Give each entry back by retyping it exactly as written.
--- --- ---
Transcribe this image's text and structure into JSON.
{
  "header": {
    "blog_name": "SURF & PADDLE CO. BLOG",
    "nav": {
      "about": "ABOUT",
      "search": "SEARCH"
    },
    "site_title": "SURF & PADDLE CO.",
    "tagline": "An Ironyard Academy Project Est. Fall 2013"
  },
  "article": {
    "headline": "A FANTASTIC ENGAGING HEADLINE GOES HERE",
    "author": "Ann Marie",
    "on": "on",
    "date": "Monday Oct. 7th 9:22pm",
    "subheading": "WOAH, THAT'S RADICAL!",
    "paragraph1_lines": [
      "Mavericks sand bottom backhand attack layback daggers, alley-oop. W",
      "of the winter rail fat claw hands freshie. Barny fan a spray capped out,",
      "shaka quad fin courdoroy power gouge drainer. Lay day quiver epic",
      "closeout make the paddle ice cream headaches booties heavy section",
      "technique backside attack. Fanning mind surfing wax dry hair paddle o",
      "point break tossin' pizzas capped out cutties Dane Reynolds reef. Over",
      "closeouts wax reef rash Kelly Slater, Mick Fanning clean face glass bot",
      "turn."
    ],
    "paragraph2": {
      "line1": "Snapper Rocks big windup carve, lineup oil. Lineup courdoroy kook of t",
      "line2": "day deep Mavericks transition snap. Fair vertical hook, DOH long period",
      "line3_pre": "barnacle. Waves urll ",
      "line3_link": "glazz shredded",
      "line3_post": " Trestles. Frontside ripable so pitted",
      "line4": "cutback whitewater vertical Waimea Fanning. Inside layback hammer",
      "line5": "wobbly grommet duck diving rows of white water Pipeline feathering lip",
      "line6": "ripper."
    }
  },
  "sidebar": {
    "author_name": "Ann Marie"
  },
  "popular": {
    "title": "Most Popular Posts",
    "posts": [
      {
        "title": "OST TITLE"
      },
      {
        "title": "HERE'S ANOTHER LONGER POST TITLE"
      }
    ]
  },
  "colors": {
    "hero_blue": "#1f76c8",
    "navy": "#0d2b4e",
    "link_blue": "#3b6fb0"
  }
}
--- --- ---
_Reply_:
Transcribe this image's text and structure into JSON.
{
  "header": {
    "blog_name": "SURF & PADDLE CO. BLOG",
    "nav": {
      "about": "ABOUT",
      "search": "SEARCH"
    },
    "site_title": "SURF & PADDLE CO.",
    "tagline": "An Ironyard Academy Project Est. Fall 2013"
  },
  "article": {
    "headline": "A FANTASTIC ENGAGING HEADLINE GOES HERE",
    "author": "Ann Marie",
    "on": "on",
    "date": "Monday Oct. 7th 9:22pm",
    "subheading": "WOAH, THAT'S RADICAL!",
    "paragraph1_lines": [
      "Mavericks sand bottom backhand attack layback daggers, alley-oop. W",
      "of the winter rail fat claw hands freshie. Barny fan a spray capped out,",
      "shaka quad fin courdoroy power gouge drainer. Lay day quiver epic",
      "closeout make the paddle ice cream headaches booties heavy section",
      "technique backside attack. Fanning mind surfing wax dry hair paddle o",
      "point break tossin' pizzas capped out cutties Dane Reynolds reef. Over",
      "closeouts wax reef rash Kelly Slater, Mick Fanning clean face glass bot",
      "turn."
    ],
    "paragraph2": {
      "line1": "Snapper Rocks big windup carve, lineup oil. Lineup courdoroy kook of t",
      "line2": "day deep Mavericks transition snap. Fair vertical hook, DOH long period",
      "line3_pre": "barnacle. Waves urll ",
      "line3_link": "glazz shredded",
      "line3_post": " Trestles. Frontside ripable so pitted",
      "line4": "cutback whitewater vertical Waimea Fanning. Inside layback hammer",
      "line5": "wobbly grommet duck diving rows of white water Pipeline feathering lip",
      "line6": "ripper."
    }
  },
  "sidebar": {
    "author_name": "Ann Marie"
  },
  "popular": {
    "title": "Most Popular Posts",
    "posts": [
      {
        "title": "OST TITLE"
      },
      {
        "title": "HERE'S ANOTHER LONGER POST TITLE"
      }
    ]
  },
  "colors": {
    "hero_blue": "#1f76c8",
    "navy": "#0d2b4e",
    "link_blue": "#3b6fb0"
  }
}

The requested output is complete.